For those of you who do not see me on the daily, you are probably unaware that even though I still ultimately think of my teaching job as a blessing and what I am meant to be doing right now, we are currently in the “hate” phase of our love/hate relationship. I like to think of this phase as the pre-Thanksgiving sneaky hate spiral, but people smarter than me call it the “Disillusionment Phase.” Basically, it’s that time of year in October and November where teachers have just turned the page on the first quarter of the school year, and we realize that the dreams we had during the summer for how amazing this year was going to be have evaporated. We take a solid look at the students we’re teaching–who are solidly out of their honeymoon phase and have morphed into hellions–their lackluster grades, the extreme amount of work we are doing, and the microscopic amount of pay off we get in return, and we just think…FUCK THIS.
This is a thing. I think that just about every new teacher (and probably most seasoned pros) goes through this. We feel like frauds. We feel like we aren’t doing the job well enough. We feel like we are hurting children with our perceived incompetence. We are so over-extended and so stressed that we have exaggerated thoughts like “You know, if I hurt myself in a car crash this morning, I might not have to go to school for a few weeks.” Just last week, I found myself staring into oncoming headlights as I was driving into school at 6 am (after waking up at 2 am to start working) and thinking, “it would be so easy to just turn the wheel left…”
This is a dark place, the Disillusionment Phase. And I am certainly not alone in it, even though is is easy to think that. The day I caught myself fantasizing about crashing my car, I mentioned it to my best work friend and she laughed and said “Oh, I’ve been having that dream for weeks now!” and next thing I know, I’m getting emails from the rest of my department saying “Yup: I’ve had that thought recently, too.”
While the solidarity is nice, I’d really like to find a way to get out of the Disillusionment Phase, but it is hard to see a tangible solution for that. My fourth and fifth periods may decide to stop being jerks, but they probably won’t. And my workload may get lighter, but it probably won’t. I have very little real control over these stressors. But what I can do is try to tweak my own mindset.
So over the past couple of weeks, I’ve been trying to re-boot a meditation practice. The only time I have been genuinely successful in this in the past was in graduate school when I could arrange my schedule to have a wide swath of time in the early morning to wake up, shower, eat healthfully, exercise, meditate, and do some personal reading and work before heading into classes around 9 am. This is not feasible now. Nor is having a set time each day–my schedule is too locked from 6 am to 4:30 pm, and then it’s highly variable every day after that. The one thing that I can usually count on is a 9 pm bed time (ugh, that makes me feel so old), but meditating just before bed makes me fall asleep instead of meditate.
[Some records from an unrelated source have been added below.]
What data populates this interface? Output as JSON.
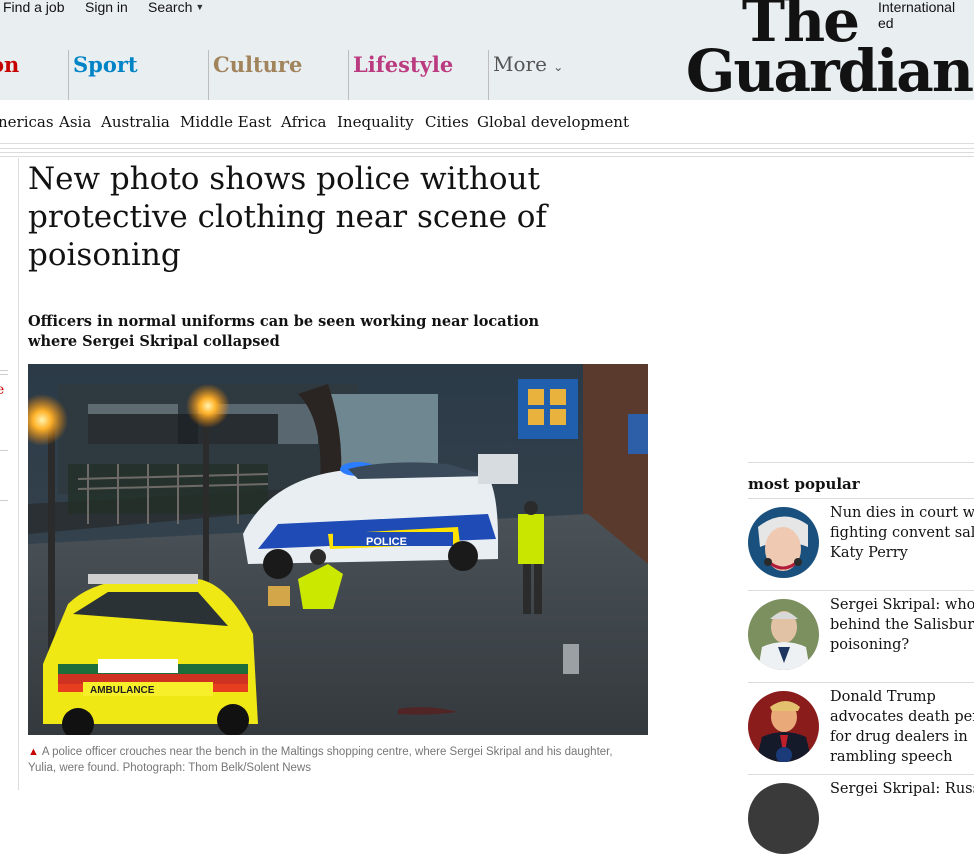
{
  "header": {
    "util_links": [
      "Find a job",
      "Sign in",
      "Search"
    ],
    "edition": "International ed",
    "logo_line1": "The",
    "logo_line2": "Guardian",
    "pillars": [
      {
        "label": "on",
        "color": "#c70000"
      },
      {
        "label": "Sport",
        "color": "#0084c6"
      },
      {
        "label": "Culture",
        "color": "#a1845c"
      },
      {
        "label": "Lifestyle",
        "color": "#bb3b80"
      },
      {
        "label": "More",
        "color": "#555555"
      }
    ]
  },
  "subnav": [
    "nericas",
    "Asia",
    "Australia",
    "Middle East",
    "Africa",
    "Inequality",
    "Cities",
    "Global development"
  ],
  "left_fragment": "e",
  "article": {
    "headline": "New photo shows police without protective clothing near scene of poisoning",
    "standfirst": "Officers in normal uniforms can be seen working near location where Sergei Skripal collapsed",
    "caption": "A police officer crouches near the bench in the Maltings shopping centre, where Sergei Skripal and his daughter, Yulia, were found. Photograph: Thom Belk/Solent News",
    "photo_text": {
      "police": "POLICE",
      "ambulance": "AMBULANCE"
    }
  },
  "most_popular": {
    "heading": "most popular",
    "items": [
      {
        "title": "Nun dies in court while fighting convent sale to Katy Perry"
      },
      {
        "title": "Sergei Skripal: who was behind the Salisbury poisoning?"
      },
      {
        "title": "Donald Trump advocates death penalty for drug dealers in rambling speech"
      },
      {
        "title": "Sergei Skripal: Russia"
      }
    ]
  }
}
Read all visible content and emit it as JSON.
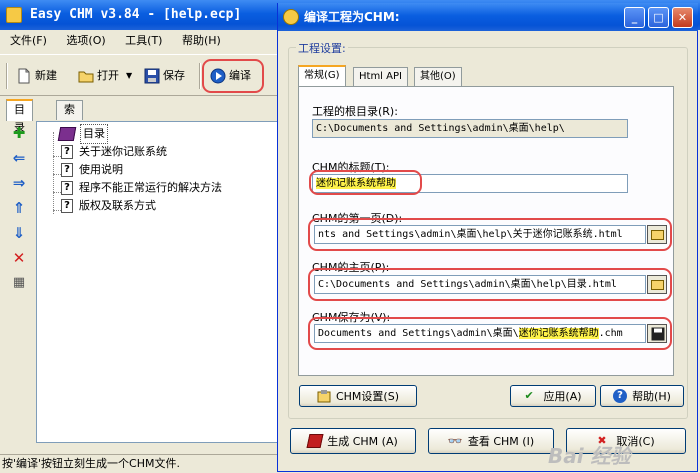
{
  "main_window": {
    "title": "Easy CHM v3.84 - [help.ecp]",
    "menu": [
      "文件(F)",
      "选项(O)",
      "工具(T)",
      "帮助(H)"
    ],
    "toolbar": {
      "new": "新建",
      "open": "打开",
      "save": "保存",
      "compile": "编译"
    },
    "tabs": [
      "目录",
      "索引"
    ],
    "tree": {
      "root": "目录",
      "items": [
        "关于迷你记账系统",
        "使用说明",
        "程序不能正常运行的解决方法",
        "版权及联系方式"
      ]
    },
    "status": "按'编译'按钮立刻生成一个CHM文件."
  },
  "dialog": {
    "title": "编译工程为CHM:",
    "group_label": "工程设置:",
    "tabs": [
      "常规(G)",
      "Html API",
      "其他(O)"
    ],
    "fields": {
      "root_dir": {
        "label": "工程的根目录(R):",
        "value": "C:\\Documents and Settings\\admin\\桌面\\help\\"
      },
      "chm_title": {
        "label": "CHM的标题(T):",
        "value": "迷你记账系统帮助"
      },
      "first_page": {
        "label": "CHM的第一页(D):",
        "value": "nts and Settings\\admin\\桌面\\help\\关于迷你记账系统.html"
      },
      "home_page": {
        "label": "CHM的主页(P):",
        "value": "C:\\Documents and Settings\\admin\\桌面\\help\\目录.html"
      },
      "save_as": {
        "label": "CHM保存为(V):",
        "value_prefix": "Documents and Settings\\admin\\桌面\\",
        "value_highlight": "迷你记账系统帮助",
        "value_suffix": ".chm"
      }
    },
    "buttons": {
      "chm_settings": "CHM设置(S)",
      "apply": "应用(A)",
      "help": "帮助(H)",
      "generate": "生成 CHM (A)",
      "view": "查看 CHM (I)",
      "cancel": "取消(C)"
    }
  },
  "watermark": "Bai 经验",
  "colors": {
    "titlebar": "#0a5ee0",
    "annotation": "#e24a4a",
    "highlight": "#fff34a"
  }
}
It’s been a struggle, and I’ve certainly not been perfect. But I have really enjoyed the app I’m using to help: Headspace. There’s a free starter pack of 10 guided meditations that help teach technique and regularity, and it sends you nice push notifications with reminders and positive thoughts. You can also schedule reminders to meditate, which has been very useful to me. If you subscribe to the service (about the cost of Netflix), you get access to additional meditations and resources, but honestly I can see myself spending a few months at least on just the starter 10, so I’m not currently fussed about subscribing.
It’s helping some. At the very least, taking 10 minutes a day to not think of anything obligation related or to zone out with a TV show has helped me stop thinking about the merits of maiming myself. And it does help me feel, at least, as though I am practicing my spirituality more regularly rather than being a “Sabbat and Esbat” Wiccan. Perhaps I’ll see some other benefits a little down the road.